Ta-Nehisi Coates is an atheist. But perhaps his atheism is precisely the kind that Christians in America need.
Jane Elizabeth Manning James, a black Mormon pioneer, was known to some Latter-day Saints historians in the latter part of the 20th century but was hardly a household name. Linda King Newell and Valerie Tippets Avery wrote the first well-researched article about Jane in LDS Church publication The Ensign. Subsequent Mormon authors focused on the early years of Jane’s life, particularly on founder Joseph Smith accepting her and her family into his home.
The musical The Book of Mormon portrays two naïve Mormon missionaries in Uganda proclaiming that “in 1978, God changed his mind about black people.” The joke isn’t mere whimsy; the LDS Church is widely perceived as racist. The irony is that had the church followed its initial trajectory, by now it likely would have become the most racially integrated and progressive church in America.
The good news: the U.S. will now have the highest number of African-American senators ever. The bad news: that number is two. Out of 100.
Paul Harvey's introduction to the history of African-American Christianity emphasizes both the fraught relationship between black and white Christians and the tensions within black religious institutions and communities.
It's been a while since pals Tavis Smiley and Cornel West took up the task of challenging President Obama from his left flank. The talk-show host and the philosopher have taken some heat for their criticism of the president, notably from political scientist Melissa Harris-Perry.
Katherine Clay Bassard's book on the use of scripture by African-American women writers begins with Balaam's ass and the Song of Songs. One is compelled to keep reading.
Amateurish historians often tell us that we must study the past to avoid repeating its mistakes.

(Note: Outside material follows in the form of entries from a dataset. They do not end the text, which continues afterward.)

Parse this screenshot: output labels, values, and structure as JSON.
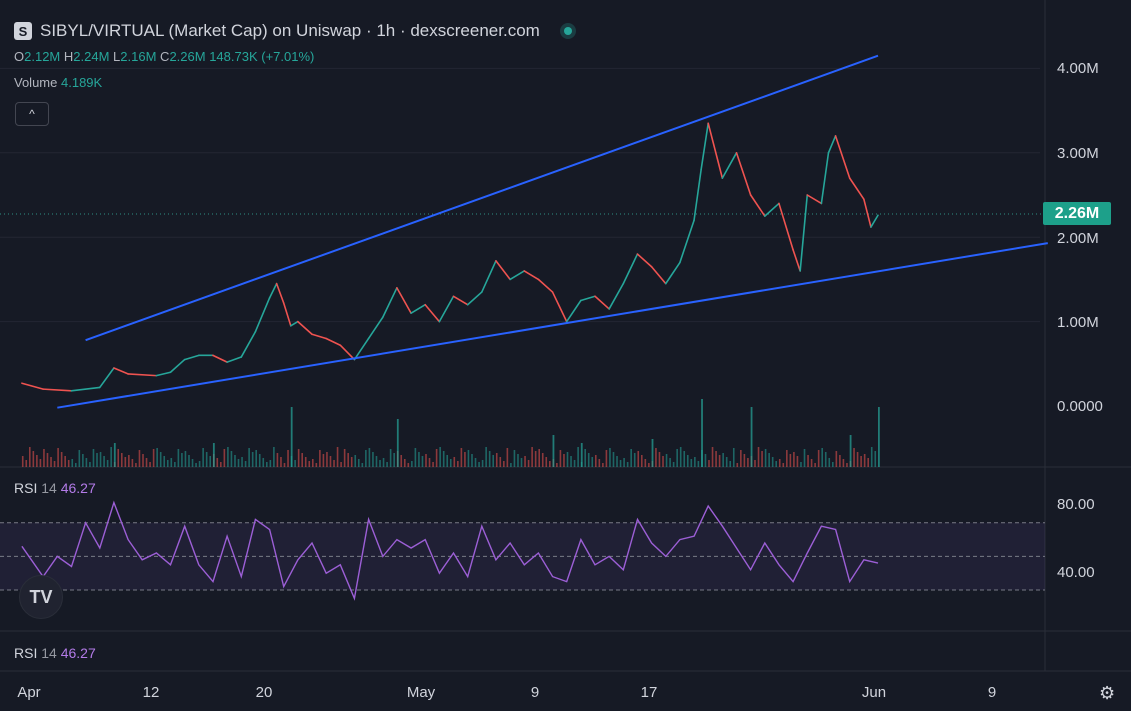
{
  "header": {
    "symbol_badge": "S",
    "title": "SIBYL/VIRTUAL (Market Cap) on Uniswap · 1h · dexscreener.com",
    "ohlc": [
      {
        "key": "O",
        "value": "2.12M"
      },
      {
        "key": "H",
        "value": "2.24M"
      },
      {
        "key": "L",
        "value": "2.16M"
      },
      {
        "key": "C",
        "value": "2.26M"
      },
      {
        "key": "",
        "value": "148.73K (+7.01%)"
      }
    ],
    "volume_label": "Volume",
    "volume_value": "4.189K",
    "collapse_icon": "chevron-up-icon",
    "collapse_glyph": "^"
  },
  "rsi_legend": {
    "key": "RSI",
    "length": "14",
    "value": "46.27"
  },
  "rsi_legend_bottom": {
    "key": "RSI",
    "length": "14",
    "value": "46.27"
  },
  "price_axis": [
    "4.00M",
    "3.00M",
    "2.00M",
    "1.00M",
    "0.0000"
  ],
  "last_price": "2.26M",
  "rsi_axis": [
    "80.00",
    "40.00"
  ],
  "time_axis": [
    "Apr",
    "12",
    "20",
    "May",
    "9",
    "17",
    "Jun",
    "9"
  ],
  "logo_text": "TV",
  "settings_icon": "gear-icon",
  "colors": {
    "background": "#161a25",
    "up": "#26a69a",
    "down": "#ef5350",
    "trendline": "#2962ff",
    "rsi": "#9c5fd6",
    "rsi_band": "#7e57c2",
    "badge": "#1da08a"
  },
  "chart_data": [
    {
      "type": "line",
      "title": "SIBYL/VIRTUAL (Market Cap) on Uniswap · 1h",
      "ylabel": "Market Cap",
      "ylim": [
        0,
        4.4
      ],
      "y_unit": "M",
      "timeline_start": "Apr 1",
      "timeline_end": "Jun 12",
      "x_ticks": [
        {
          "label": "Apr",
          "day": 1
        },
        {
          "label": "12",
          "day": 12
        },
        {
          "label": "20",
          "day": 20
        },
        {
          "label": "May",
          "day": 31
        },
        {
          "label": "9",
          "day": 39
        },
        {
          "label": "17",
          "day": 47
        },
        {
          "label": "Jun",
          "day": 62
        },
        {
          "label": "9",
          "day": 70
        }
      ],
      "series": [
        {
          "name": "SIBYL/VIRTUAL",
          "points": [
            [
              0.5,
              0.27
            ],
            [
              2,
              0.2
            ],
            [
              4,
              0.18
            ],
            [
              6,
              0.22
            ],
            [
              7,
              0.45
            ],
            [
              8,
              0.38
            ],
            [
              10,
              0.36
            ],
            [
              11,
              0.4
            ],
            [
              12,
              0.55
            ],
            [
              13,
              0.6
            ],
            [
              14,
              0.6
            ],
            [
              15,
              0.52
            ],
            [
              16,
              0.58
            ],
            [
              17,
              0.88
            ],
            [
              18,
              1.28
            ],
            [
              18.5,
              1.45
            ],
            [
              19,
              1.22
            ],
            [
              19.5,
              0.95
            ],
            [
              20,
              1.0
            ],
            [
              21,
              0.85
            ],
            [
              22,
              0.8
            ],
            [
              23,
              0.72
            ],
            [
              24,
              0.55
            ],
            [
              25,
              0.8
            ],
            [
              26,
              1.05
            ],
            [
              27,
              1.4
            ],
            [
              28,
              1.1
            ],
            [
              29,
              1.2
            ],
            [
              30,
              1.0
            ],
            [
              31,
              1.3
            ],
            [
              32,
              1.2
            ],
            [
              33,
              1.35
            ],
            [
              34,
              1.72
            ],
            [
              35,
              1.5
            ],
            [
              36,
              1.6
            ],
            [
              37,
              1.5
            ],
            [
              38,
              1.35
            ],
            [
              39,
              1.0
            ],
            [
              40,
              1.25
            ],
            [
              41,
              1.3
            ],
            [
              42,
              1.15
            ],
            [
              43,
              1.45
            ],
            [
              44,
              1.8
            ],
            [
              45,
              1.65
            ],
            [
              46,
              1.45
            ],
            [
              47,
              1.7
            ],
            [
              48,
              2.2
            ],
            [
              48.5,
              2.8
            ],
            [
              49,
              3.35
            ],
            [
              50,
              2.7
            ],
            [
              51,
              3.0
            ],
            [
              52,
              2.5
            ],
            [
              53,
              2.25
            ],
            [
              54,
              2.4
            ],
            [
              55,
              1.85
            ],
            [
              55.5,
              1.6
            ],
            [
              56,
              2.5
            ],
            [
              57,
              2.4
            ],
            [
              57.5,
              3.0
            ],
            [
              58,
              3.2
            ],
            [
              59,
              2.7
            ],
            [
              60,
              2.45
            ],
            [
              60.5,
              2.12
            ],
            [
              61,
              2.26
            ]
          ]
        },
        {
          "name": "Volume",
          "spikes": [
            [
              7,
              0.3
            ],
            [
              14,
              0.3
            ],
            [
              19.5,
              0.75
            ],
            [
              27,
              0.6
            ],
            [
              38,
              0.4
            ],
            [
              40,
              0.3
            ],
            [
              45,
              0.35
            ],
            [
              48.5,
              0.85
            ],
            [
              52,
              0.75
            ],
            [
              59,
              0.4
            ],
            [
              61,
              0.75
            ]
          ]
        }
      ],
      "trendlines": [
        {
          "from": [
            5,
            0.78
          ],
          "to": [
            61,
            4.15
          ]
        },
        {
          "from": [
            3,
            -0.02
          ],
          "to": [
            73,
            1.93
          ]
        }
      ]
    },
    {
      "type": "line",
      "title": "RSI 14",
      "ylim": [
        20,
        85
      ],
      "reference_lines": [
        70,
        50,
        30
      ],
      "series": [
        {
          "name": "RSI",
          "points": [
            [
              0.5,
              56
            ],
            [
              2,
              38
            ],
            [
              3,
              50
            ],
            [
              4,
              44
            ],
            [
              5,
              70
            ],
            [
              6,
              55
            ],
            [
              7,
              82
            ],
            [
              8,
              60
            ],
            [
              9,
              48
            ],
            [
              10,
              52
            ],
            [
              11,
              45
            ],
            [
              12,
              68
            ],
            [
              13,
              45
            ],
            [
              14,
              35
            ],
            [
              15,
              62
            ],
            [
              16,
              38
            ],
            [
              17,
              72
            ],
            [
              18,
              66
            ],
            [
              19,
              32
            ],
            [
              20,
              48
            ],
            [
              21,
              58
            ],
            [
              22,
              40
            ],
            [
              23,
              45
            ],
            [
              24,
              25
            ],
            [
              25,
              72
            ],
            [
              26,
              50
            ],
            [
              27,
              60
            ],
            [
              28,
              55
            ],
            [
              29,
              60
            ],
            [
              30,
              40
            ],
            [
              31,
              52
            ],
            [
              32,
              38
            ],
            [
              33,
              68
            ],
            [
              34,
              48
            ],
            [
              35,
              58
            ],
            [
              36,
              45
            ],
            [
              37,
              52
            ],
            [
              38,
              38
            ],
            [
              39,
              35
            ],
            [
              40,
              60
            ],
            [
              41,
              45
            ],
            [
              42,
              50
            ],
            [
              43,
              42
            ],
            [
              44,
              72
            ],
            [
              45,
              58
            ],
            [
              46,
              50
            ],
            [
              47,
              60
            ],
            [
              48,
              62
            ],
            [
              49,
              80
            ],
            [
              50,
              68
            ],
            [
              51,
              55
            ],
            [
              52,
              42
            ],
            [
              53,
              58
            ],
            [
              54,
              45
            ],
            [
              55,
              35
            ],
            [
              56,
              52
            ],
            [
              57,
              68
            ],
            [
              58,
              66
            ],
            [
              59,
              35
            ],
            [
              60,
              48
            ],
            [
              61,
              46
            ]
          ]
        }
      ]
    }
  ]
}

Such efforts rarely work out well. Laurie Maffly-Kipp, by contrast, offers an unusual, complex and thoughtful approach to history.